The desks were all in rows, and the teacher stood on a raised platform. At the beginning of class, all the students would stand up, and at the command of their class leader, would all bow to the teacher (and I would bow back). They worked very, very hard. It was probably the best high school in the prefecture then (may still be), and the students were striving to pass the rigorous college entrance exams which have an enormous influence on the future of a person in Japan.
The room was packed with desks and people — no place to stand except on the platform. When they would have a space cleared for the arrival of the heating stove in the late fall, before the stove got there, I would always joke “Oh! You’ve finally made a space for me to stand! Thank you!” The students loved that. I wasn’t that much older than the kids in those days, so the girls would blush and whisper and giggle and drop pencils when I came into the room or passed nearby.
Part of my job, too, was to suggest alternative ways to say certain parts of the sentences, and the students would eagerly copy those down. But I always had to watch the Japanese teacher, who stood at the back. There were ways that we actually say things in the States that would have been marked wrong on a Japanese college entrance exam. If the teacher gave me a shake of the head, I would say “Wait! Cancel that!” and the students would smile and note that they’d just learned some “forbidden” English.
There’s just one thing left to say in this post. You may have been wondering about the nostalgic tone of the last couple entries here. There’s a reason for that. After twenty-two years in Japan, I have made the decision to relocate to my homeland.
There’s no calamity, no scandal — it’s just time. Nor is it sudden: this is a decision I’ve been feeling my way toward for close to ten years. The little signs and “nudges” have been steadily accumulating, and . . . well, it’s just, as I said, time. Leaving here is extremely difficult, but I am convinced I’m doing the right thing.
I am returning to the States two days from now. It may be a little while before I can post again, so please be patient. And be assured that, Lord willing and I have safe travels, the blog will most certainly continue.

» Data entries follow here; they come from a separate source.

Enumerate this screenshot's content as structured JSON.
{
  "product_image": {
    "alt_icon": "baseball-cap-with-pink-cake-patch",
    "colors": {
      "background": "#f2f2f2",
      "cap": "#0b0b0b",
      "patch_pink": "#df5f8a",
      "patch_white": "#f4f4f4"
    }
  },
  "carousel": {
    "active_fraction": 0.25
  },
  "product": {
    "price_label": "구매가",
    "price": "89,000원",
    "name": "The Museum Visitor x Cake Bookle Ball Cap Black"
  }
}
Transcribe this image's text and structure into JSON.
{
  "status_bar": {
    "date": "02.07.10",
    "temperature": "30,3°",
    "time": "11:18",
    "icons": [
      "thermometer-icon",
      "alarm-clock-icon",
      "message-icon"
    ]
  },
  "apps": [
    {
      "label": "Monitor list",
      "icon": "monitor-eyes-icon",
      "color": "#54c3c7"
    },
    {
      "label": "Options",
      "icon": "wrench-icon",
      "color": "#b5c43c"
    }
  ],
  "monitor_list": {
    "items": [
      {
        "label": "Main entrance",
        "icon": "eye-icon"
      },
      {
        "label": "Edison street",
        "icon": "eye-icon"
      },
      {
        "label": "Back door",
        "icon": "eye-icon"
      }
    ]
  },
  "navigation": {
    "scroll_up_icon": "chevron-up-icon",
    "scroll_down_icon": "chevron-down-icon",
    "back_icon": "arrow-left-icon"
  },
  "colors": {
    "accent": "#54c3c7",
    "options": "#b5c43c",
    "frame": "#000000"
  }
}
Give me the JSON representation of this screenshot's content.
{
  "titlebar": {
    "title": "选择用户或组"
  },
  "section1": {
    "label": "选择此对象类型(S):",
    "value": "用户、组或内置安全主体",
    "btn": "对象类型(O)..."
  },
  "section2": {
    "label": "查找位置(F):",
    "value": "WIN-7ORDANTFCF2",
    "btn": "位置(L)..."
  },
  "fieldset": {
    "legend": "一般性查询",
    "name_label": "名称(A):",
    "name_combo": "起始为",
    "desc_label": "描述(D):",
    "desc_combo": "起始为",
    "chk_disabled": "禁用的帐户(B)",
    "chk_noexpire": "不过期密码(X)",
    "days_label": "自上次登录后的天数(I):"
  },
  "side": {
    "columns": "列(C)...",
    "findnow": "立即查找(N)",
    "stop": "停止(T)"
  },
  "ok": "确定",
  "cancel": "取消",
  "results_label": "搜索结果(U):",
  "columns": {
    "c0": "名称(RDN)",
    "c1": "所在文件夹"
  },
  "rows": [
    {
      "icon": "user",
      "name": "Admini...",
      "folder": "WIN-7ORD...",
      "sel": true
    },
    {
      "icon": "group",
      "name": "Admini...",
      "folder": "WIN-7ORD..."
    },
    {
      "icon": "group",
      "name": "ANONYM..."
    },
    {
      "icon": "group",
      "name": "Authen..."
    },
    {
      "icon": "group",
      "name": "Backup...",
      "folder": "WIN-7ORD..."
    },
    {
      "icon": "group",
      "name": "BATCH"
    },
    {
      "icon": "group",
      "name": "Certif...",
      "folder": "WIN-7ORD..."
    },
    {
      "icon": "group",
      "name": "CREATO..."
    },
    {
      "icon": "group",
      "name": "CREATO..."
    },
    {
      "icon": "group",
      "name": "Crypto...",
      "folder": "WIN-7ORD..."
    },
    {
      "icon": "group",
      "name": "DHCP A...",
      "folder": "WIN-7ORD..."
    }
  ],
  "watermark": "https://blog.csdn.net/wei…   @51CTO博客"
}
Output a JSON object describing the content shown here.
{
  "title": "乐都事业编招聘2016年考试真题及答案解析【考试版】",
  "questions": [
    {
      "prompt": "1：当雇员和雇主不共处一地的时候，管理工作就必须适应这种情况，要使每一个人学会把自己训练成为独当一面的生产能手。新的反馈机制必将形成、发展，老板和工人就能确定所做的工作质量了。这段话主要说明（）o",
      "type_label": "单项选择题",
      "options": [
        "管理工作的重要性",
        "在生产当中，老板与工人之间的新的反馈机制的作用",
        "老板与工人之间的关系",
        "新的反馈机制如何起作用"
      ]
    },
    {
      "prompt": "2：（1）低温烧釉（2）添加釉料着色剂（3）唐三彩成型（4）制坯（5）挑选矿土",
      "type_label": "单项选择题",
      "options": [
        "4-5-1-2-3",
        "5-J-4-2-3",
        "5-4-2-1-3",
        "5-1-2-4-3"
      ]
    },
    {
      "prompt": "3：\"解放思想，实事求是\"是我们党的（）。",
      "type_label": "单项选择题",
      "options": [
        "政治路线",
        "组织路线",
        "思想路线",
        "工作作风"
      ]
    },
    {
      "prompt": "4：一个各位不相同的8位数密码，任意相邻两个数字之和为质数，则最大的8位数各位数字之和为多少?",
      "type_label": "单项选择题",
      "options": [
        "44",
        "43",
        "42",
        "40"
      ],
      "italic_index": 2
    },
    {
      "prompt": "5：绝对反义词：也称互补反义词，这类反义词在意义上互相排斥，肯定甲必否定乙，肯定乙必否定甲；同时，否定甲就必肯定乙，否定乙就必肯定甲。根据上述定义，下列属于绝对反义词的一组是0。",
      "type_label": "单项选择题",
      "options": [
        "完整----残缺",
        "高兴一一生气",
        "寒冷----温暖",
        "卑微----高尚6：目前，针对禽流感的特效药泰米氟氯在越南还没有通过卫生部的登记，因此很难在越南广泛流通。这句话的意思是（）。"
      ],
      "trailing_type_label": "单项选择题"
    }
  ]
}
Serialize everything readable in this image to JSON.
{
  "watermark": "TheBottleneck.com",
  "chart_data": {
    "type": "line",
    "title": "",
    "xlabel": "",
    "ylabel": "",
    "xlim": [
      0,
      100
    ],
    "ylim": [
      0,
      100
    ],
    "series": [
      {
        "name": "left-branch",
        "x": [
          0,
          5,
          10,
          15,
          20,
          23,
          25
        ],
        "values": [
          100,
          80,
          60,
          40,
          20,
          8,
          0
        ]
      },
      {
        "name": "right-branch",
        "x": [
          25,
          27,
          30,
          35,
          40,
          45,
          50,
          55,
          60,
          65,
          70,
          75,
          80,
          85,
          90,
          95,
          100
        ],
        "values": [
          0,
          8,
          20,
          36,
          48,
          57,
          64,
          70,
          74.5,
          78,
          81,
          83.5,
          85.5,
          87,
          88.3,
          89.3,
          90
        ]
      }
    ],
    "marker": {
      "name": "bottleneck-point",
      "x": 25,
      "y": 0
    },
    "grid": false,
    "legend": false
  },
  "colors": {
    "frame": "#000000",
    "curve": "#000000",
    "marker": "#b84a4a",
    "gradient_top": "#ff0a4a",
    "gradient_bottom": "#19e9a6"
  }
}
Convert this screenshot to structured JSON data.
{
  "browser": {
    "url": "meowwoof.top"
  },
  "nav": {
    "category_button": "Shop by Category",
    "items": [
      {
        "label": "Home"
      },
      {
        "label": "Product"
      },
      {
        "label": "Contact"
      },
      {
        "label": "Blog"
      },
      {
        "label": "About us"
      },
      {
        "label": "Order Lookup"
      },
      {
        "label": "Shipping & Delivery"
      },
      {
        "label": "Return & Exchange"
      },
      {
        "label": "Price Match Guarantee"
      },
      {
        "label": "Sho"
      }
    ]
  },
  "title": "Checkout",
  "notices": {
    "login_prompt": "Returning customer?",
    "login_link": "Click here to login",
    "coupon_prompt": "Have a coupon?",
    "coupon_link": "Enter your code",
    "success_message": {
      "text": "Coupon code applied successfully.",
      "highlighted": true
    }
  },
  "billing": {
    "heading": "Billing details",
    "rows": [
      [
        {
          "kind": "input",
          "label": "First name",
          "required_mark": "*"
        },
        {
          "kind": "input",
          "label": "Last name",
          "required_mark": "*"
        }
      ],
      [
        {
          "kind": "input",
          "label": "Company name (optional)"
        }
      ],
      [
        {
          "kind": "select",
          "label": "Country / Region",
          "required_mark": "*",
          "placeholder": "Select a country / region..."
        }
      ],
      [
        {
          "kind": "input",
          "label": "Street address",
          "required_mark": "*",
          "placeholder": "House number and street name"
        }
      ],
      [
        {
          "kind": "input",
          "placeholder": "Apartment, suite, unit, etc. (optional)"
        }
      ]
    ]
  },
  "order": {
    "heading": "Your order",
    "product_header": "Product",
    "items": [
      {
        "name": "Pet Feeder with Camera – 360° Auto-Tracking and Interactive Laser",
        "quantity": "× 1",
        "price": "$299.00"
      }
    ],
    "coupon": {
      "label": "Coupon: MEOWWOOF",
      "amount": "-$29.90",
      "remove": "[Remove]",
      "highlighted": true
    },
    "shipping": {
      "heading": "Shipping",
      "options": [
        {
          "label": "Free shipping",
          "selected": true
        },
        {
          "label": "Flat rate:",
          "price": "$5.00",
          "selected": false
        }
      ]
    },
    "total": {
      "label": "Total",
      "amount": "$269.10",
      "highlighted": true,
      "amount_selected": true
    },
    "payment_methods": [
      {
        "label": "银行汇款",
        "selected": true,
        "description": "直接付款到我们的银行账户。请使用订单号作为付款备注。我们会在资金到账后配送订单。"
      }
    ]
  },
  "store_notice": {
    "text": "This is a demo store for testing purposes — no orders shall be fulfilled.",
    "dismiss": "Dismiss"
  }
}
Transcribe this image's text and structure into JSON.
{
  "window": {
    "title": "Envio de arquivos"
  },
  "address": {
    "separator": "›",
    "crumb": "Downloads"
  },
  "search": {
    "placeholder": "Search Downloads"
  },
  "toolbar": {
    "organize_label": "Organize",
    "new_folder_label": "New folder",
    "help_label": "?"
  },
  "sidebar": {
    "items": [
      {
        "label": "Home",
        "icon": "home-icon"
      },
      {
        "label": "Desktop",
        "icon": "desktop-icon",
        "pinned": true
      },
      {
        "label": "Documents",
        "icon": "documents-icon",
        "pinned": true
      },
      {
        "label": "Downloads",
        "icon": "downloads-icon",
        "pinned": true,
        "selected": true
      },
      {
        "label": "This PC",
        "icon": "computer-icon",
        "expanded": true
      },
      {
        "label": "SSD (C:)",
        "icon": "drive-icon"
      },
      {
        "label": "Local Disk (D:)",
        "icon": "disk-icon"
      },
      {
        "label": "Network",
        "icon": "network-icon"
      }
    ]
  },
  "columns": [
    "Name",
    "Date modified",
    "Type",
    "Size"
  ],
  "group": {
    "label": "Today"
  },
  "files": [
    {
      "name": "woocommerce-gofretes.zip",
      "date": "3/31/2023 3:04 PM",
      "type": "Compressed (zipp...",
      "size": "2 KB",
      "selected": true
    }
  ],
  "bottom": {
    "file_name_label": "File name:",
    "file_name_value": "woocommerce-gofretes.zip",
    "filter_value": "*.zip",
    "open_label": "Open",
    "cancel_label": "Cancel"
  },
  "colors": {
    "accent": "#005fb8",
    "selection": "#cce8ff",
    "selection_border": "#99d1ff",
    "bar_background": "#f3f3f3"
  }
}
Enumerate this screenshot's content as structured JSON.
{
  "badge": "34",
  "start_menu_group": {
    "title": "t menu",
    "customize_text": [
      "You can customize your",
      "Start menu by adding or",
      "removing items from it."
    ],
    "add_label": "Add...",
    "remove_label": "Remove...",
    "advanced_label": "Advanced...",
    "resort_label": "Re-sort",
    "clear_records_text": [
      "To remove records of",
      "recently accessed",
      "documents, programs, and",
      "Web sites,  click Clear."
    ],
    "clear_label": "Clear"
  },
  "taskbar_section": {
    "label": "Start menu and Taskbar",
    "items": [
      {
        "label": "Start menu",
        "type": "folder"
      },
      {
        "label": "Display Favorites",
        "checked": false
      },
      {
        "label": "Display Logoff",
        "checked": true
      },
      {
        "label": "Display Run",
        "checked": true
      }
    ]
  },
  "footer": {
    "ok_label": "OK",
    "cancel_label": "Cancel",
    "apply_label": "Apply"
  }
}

There will be new adventures to chronicle, new points to discuss as the writing life goes on!
I appreciate your prayers for fair winds and happy journeys.